(Data extracts Opens)

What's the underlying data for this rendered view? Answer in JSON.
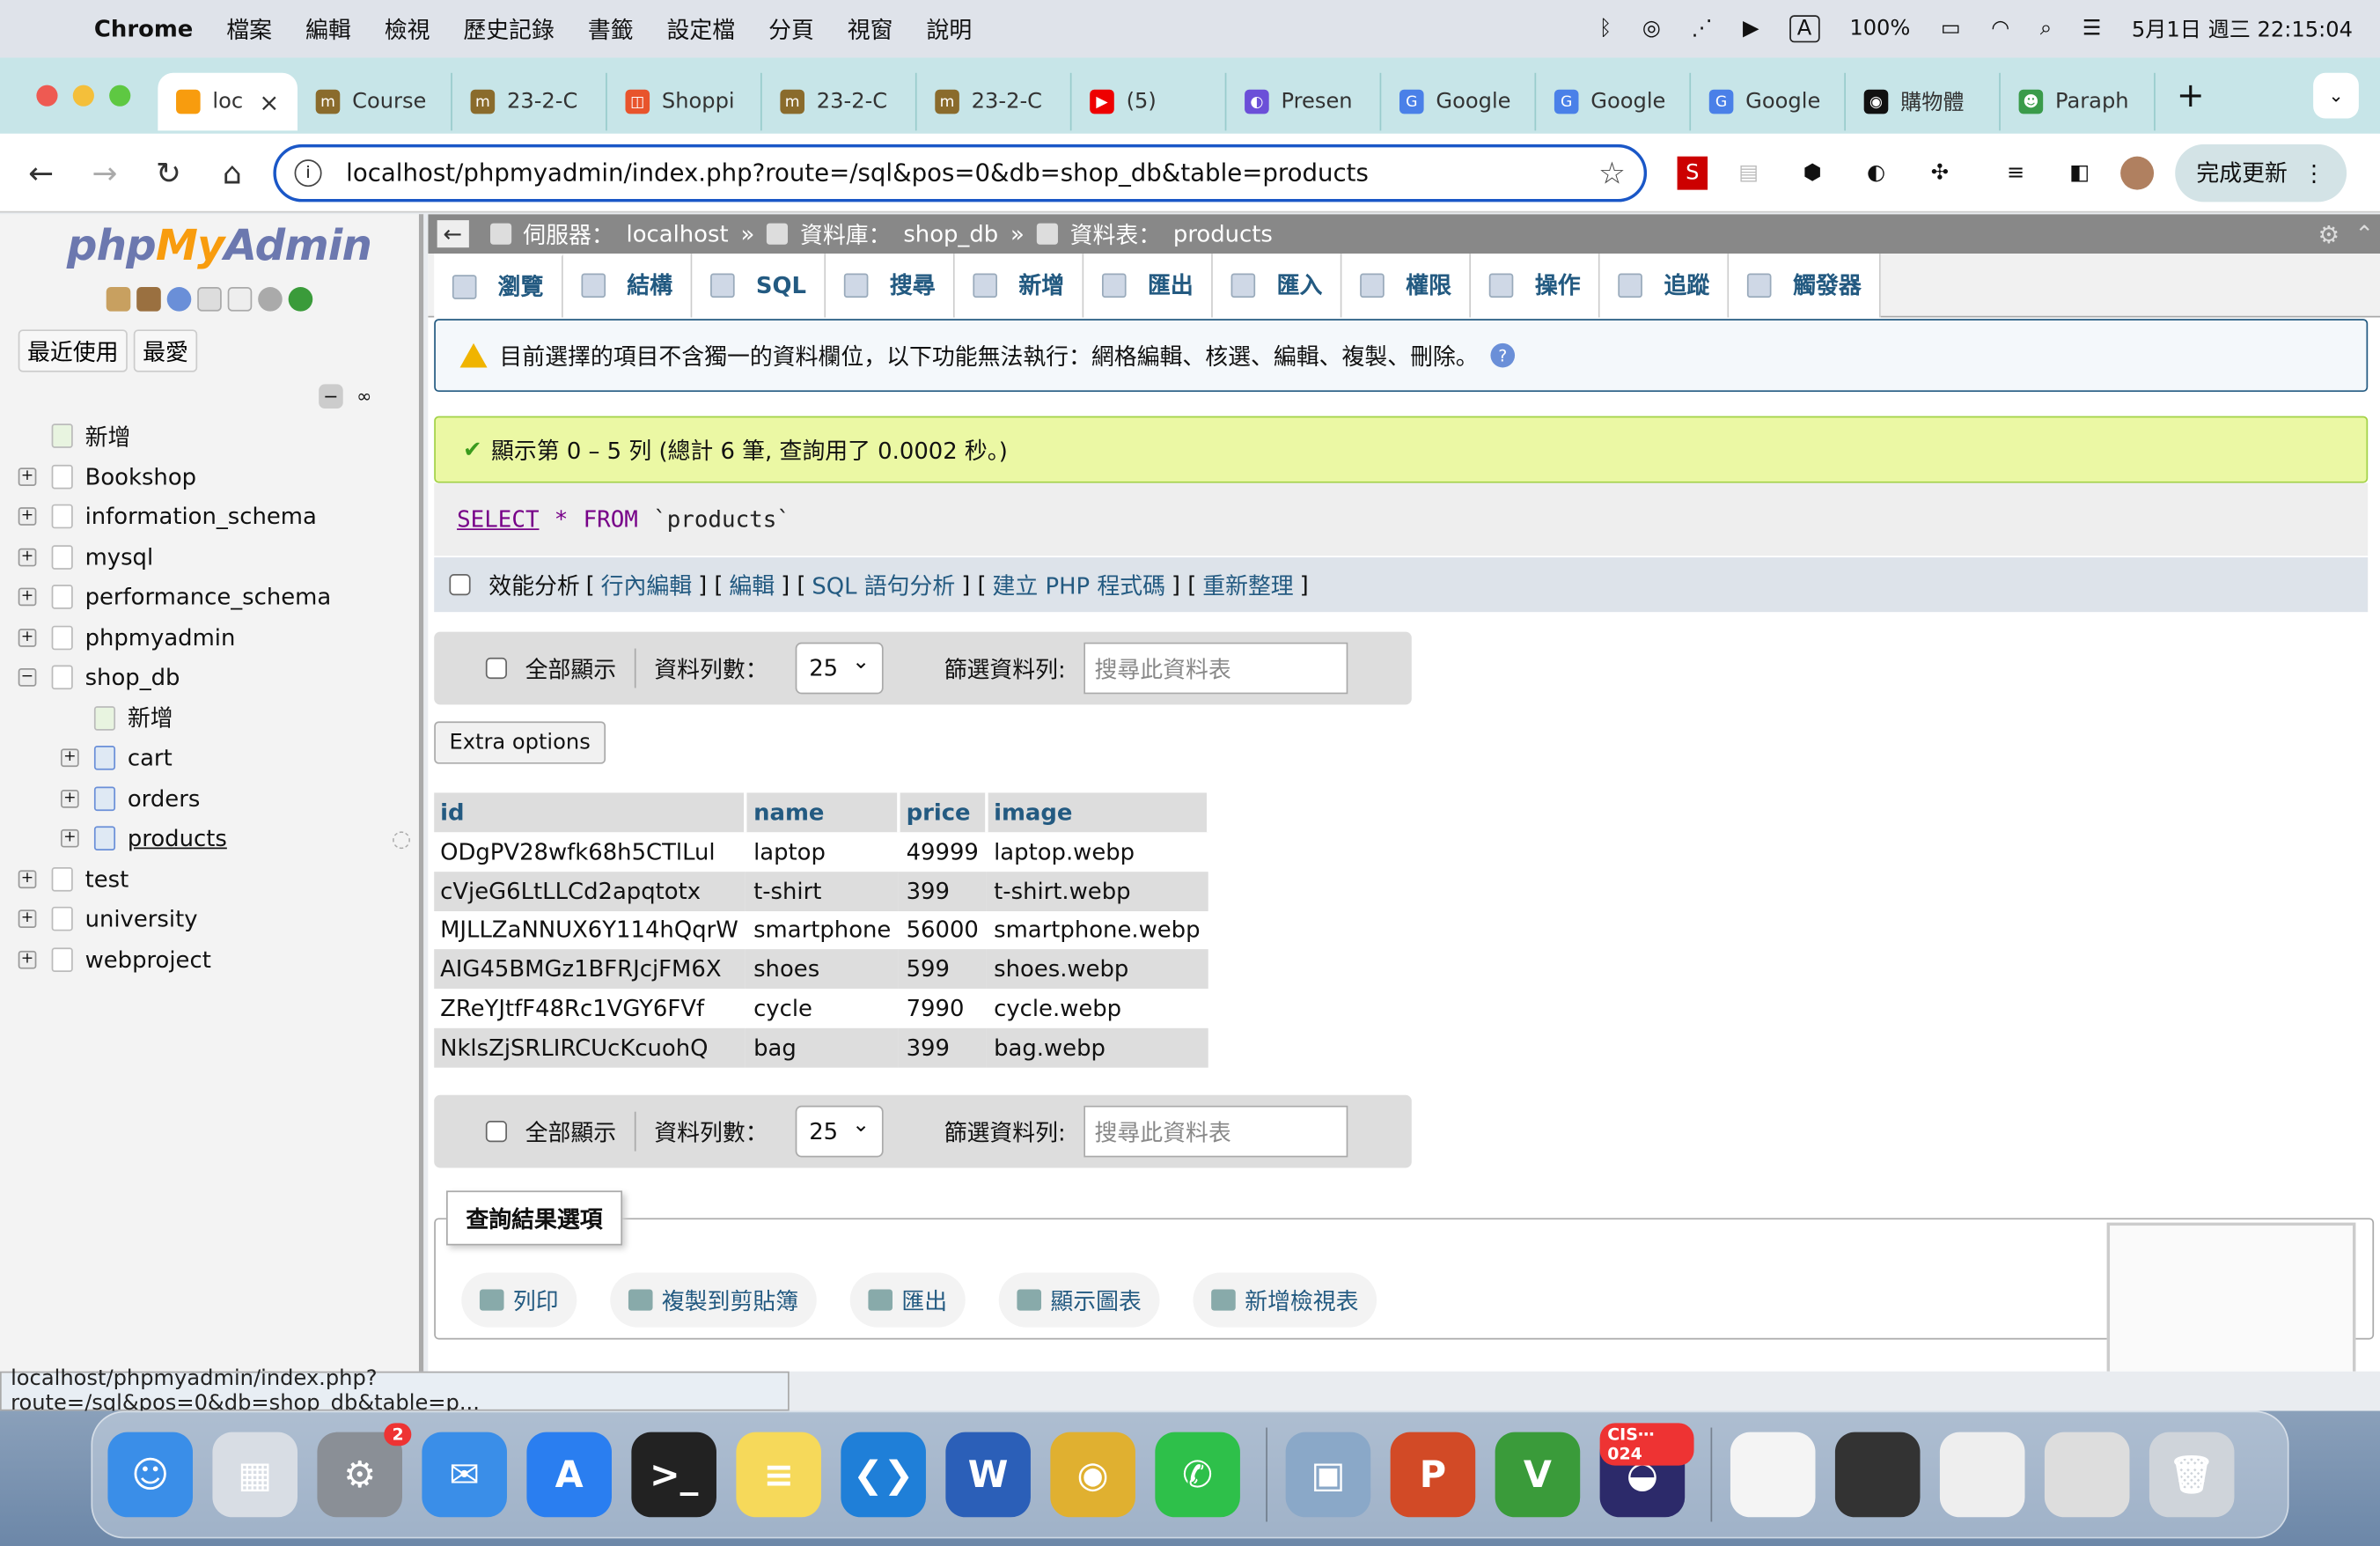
{
  "menubar": {
    "app": "Chrome",
    "items": [
      "檔案",
      "編輯",
      "檢視",
      "歷史記錄",
      "書籤",
      "設定檔",
      "分頁",
      "視窗",
      "說明"
    ],
    "battery": "100%",
    "input_mode": "A",
    "datetime": "5月1日 週三 22:15:04"
  },
  "tabs": [
    {
      "label": "loc",
      "active": true,
      "color": "#f89c0e",
      "glyph": "PMA"
    },
    {
      "label": "Course",
      "color": "#8a6b2c",
      "glyph": "m"
    },
    {
      "label": "23-2-C",
      "color": "#8a6b2c",
      "glyph": "m"
    },
    {
      "label": "Shoppi",
      "color": "#e8542c",
      "glyph": "◫"
    },
    {
      "label": "23-2-C",
      "color": "#8a6b2c",
      "glyph": "m"
    },
    {
      "label": "23-2-C",
      "color": "#8a6b2c",
      "glyph": "m"
    },
    {
      "label": "(5)",
      "color": "#e00",
      "glyph": "▶"
    },
    {
      "label": "Presen",
      "color": "#6b4fd8",
      "glyph": "◐"
    },
    {
      "label": "Google",
      "color": "#4a80e8",
      "glyph": "G"
    },
    {
      "label": "Google",
      "color": "#4a80e8",
      "glyph": "G"
    },
    {
      "label": "Google",
      "color": "#4a80e8",
      "glyph": "G"
    },
    {
      "label": "購物體",
      "color": "#111",
      "glyph": "◉"
    },
    {
      "label": "Paraph",
      "color": "#3a9b4a",
      "glyph": "☻"
    }
  ],
  "toolbar": {
    "url": "localhost/phpmyadmin/index.php?route=/sql&pos=0&db=shop_db&table=products",
    "update_label": "完成更新"
  },
  "sidebar": {
    "logo_a": "php",
    "logo_b": "My",
    "logo_c": "Admin",
    "tab_recent": "最近使用",
    "tab_fav": "最愛",
    "tree": [
      {
        "label": "新增",
        "level": 0,
        "exp": "",
        "new": true
      },
      {
        "label": "Bookshop",
        "level": 0,
        "exp": "+"
      },
      {
        "label": "information_schema",
        "level": 0,
        "exp": "+"
      },
      {
        "label": "mysql",
        "level": 0,
        "exp": "+"
      },
      {
        "label": "performance_schema",
        "level": 0,
        "exp": "+"
      },
      {
        "label": "phpmyadmin",
        "level": 0,
        "exp": "+"
      },
      {
        "label": "shop_db",
        "level": 0,
        "exp": "−"
      },
      {
        "label": "新增",
        "level": 1,
        "exp": "",
        "new": true
      },
      {
        "label": "cart",
        "level": 1,
        "exp": "+",
        "table": true
      },
      {
        "label": "orders",
        "level": 1,
        "exp": "+",
        "table": true
      },
      {
        "label": "products",
        "level": 1,
        "exp": "+",
        "table": true,
        "selected": true
      },
      {
        "label": "test",
        "level": 0,
        "exp": "+"
      },
      {
        "label": "university",
        "level": 0,
        "exp": "+"
      },
      {
        "label": "webproject",
        "level": 0,
        "exp": "+"
      }
    ]
  },
  "breadcrumb": {
    "server_label": "伺服器：",
    "server": "localhost",
    "db_label": "資料庫：",
    "db": "shop_db",
    "table_label": "資料表：",
    "table": "products"
  },
  "topmenu": [
    "瀏覽",
    "結構",
    "SQL",
    "搜尋",
    "新增",
    "匯出",
    "匯入",
    "權限",
    "操作",
    "追蹤",
    "觸發器"
  ],
  "notice": "目前選擇的項目不含獨一的資料欄位，以下功能無法執行：網格編輯、核選、編輯、複製、刪除。",
  "success": "顯示第 0 – 5 列 (總計 6 筆, 查詢用了 0.0002 秒。)",
  "sql": {
    "kw": "SELECT",
    "star": "*",
    "from": "FROM",
    "table": "`products`"
  },
  "sqlopts": {
    "profiling": "效能分析",
    "inline_edit": "行內編輯",
    "edit": "編輯",
    "explain": "SQL 語句分析",
    "php": "建立 PHP 程式碼",
    "refresh": "重新整理"
  },
  "nav": {
    "show_all": "全部顯示",
    "rows_label": "資料列數：",
    "rows_value": "25",
    "filter_label": "篩選資料列:",
    "filter_placeholder": "搜尋此資料表"
  },
  "extra_options": "Extra options",
  "table": {
    "columns": [
      "id",
      "name",
      "price",
      "image"
    ],
    "rows": [
      [
        "ODgPV28wfk68h5CTlLul",
        "laptop",
        "49999",
        "laptop.webp"
      ],
      [
        "cVjeG6LtLLCd2apqtotx",
        "t-shirt",
        "399",
        "t-shirt.webp"
      ],
      [
        "MJLLZaNNUX6Y114hQqrW",
        "smartphone",
        "56000",
        "smartphone.webp"
      ],
      [
        "AIG45BMGz1BFRJcjFM6X",
        "shoes",
        "599",
        "shoes.webp"
      ],
      [
        "ZReYJtfF48Rc1VGY6FVf",
        "cycle",
        "7990",
        "cycle.webp"
      ],
      [
        "NklsZjSRLIRCUcKcuohQ",
        "bag",
        "399",
        "bag.webp"
      ]
    ]
  },
  "query_results": {
    "legend": "查詢結果選項",
    "ops": [
      "列印",
      "複製到剪貼簿",
      "匯出",
      "顯示圖表",
      "新增檢視表"
    ]
  },
  "statusbar": "localhost/phpmyadmin/index.php?route=/sql&pos=0&db=shop_db&table=p...",
  "dock": [
    {
      "name": "finder",
      "color": "#3a8ee8",
      "glyph": "☺"
    },
    {
      "name": "launchpad",
      "color": "#d8dde4",
      "glyph": "▦"
    },
    {
      "name": "system-settings",
      "color": "#8a8f96",
      "glyph": "⚙",
      "badge": "2"
    },
    {
      "name": "mail",
      "color": "#3a8ee8",
      "glyph": "✉"
    },
    {
      "name": "app-store",
      "color": "#2a7ef0",
      "glyph": "A"
    },
    {
      "name": "terminal",
      "color": "#222",
      "glyph": ">_"
    },
    {
      "name": "notes",
      "color": "#f6d95a",
      "glyph": "≡"
    },
    {
      "name": "vscode",
      "color": "#1f7fd8",
      "glyph": "❮❯"
    },
    {
      "name": "word",
      "color": "#2b5fb8",
      "glyph": "W"
    },
    {
      "name": "chrome",
      "color": "#e0b030",
      "glyph": "◉"
    },
    {
      "name": "wechat",
      "color": "#2ec04a",
      "glyph": "✆"
    },
    {
      "name": "preview",
      "color": "#8aa8c8",
      "glyph": "▣",
      "sep": true
    },
    {
      "name": "powerpoint",
      "color": "#d24a26",
      "glyph": "P"
    },
    {
      "name": "vim",
      "color": "#3a9b3a",
      "glyph": "V"
    },
    {
      "name": "eclipse",
      "color": "#2c2a6a",
      "glyph": "◒",
      "badge": "CIS⋯024"
    },
    {
      "name": "window-1",
      "color": "#f4f4f4",
      "glyph": "",
      "sep": true
    },
    {
      "name": "window-2",
      "color": "#333",
      "glyph": ""
    },
    {
      "name": "window-3",
      "color": "#eee",
      "glyph": ""
    },
    {
      "name": "window-4",
      "color": "#ddd",
      "glyph": ""
    },
    {
      "name": "trash",
      "color": "#cfd4da",
      "glyph": "🗑"
    }
  ]
}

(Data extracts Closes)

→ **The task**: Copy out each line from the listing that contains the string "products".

→ **Answer box**:
    "url": "localhost/phpmyadmin/index.php?route=/sql&pos=0&db=shop_db&table=products",
        "label": "products",
    "table": "products"
    "table": "`products`"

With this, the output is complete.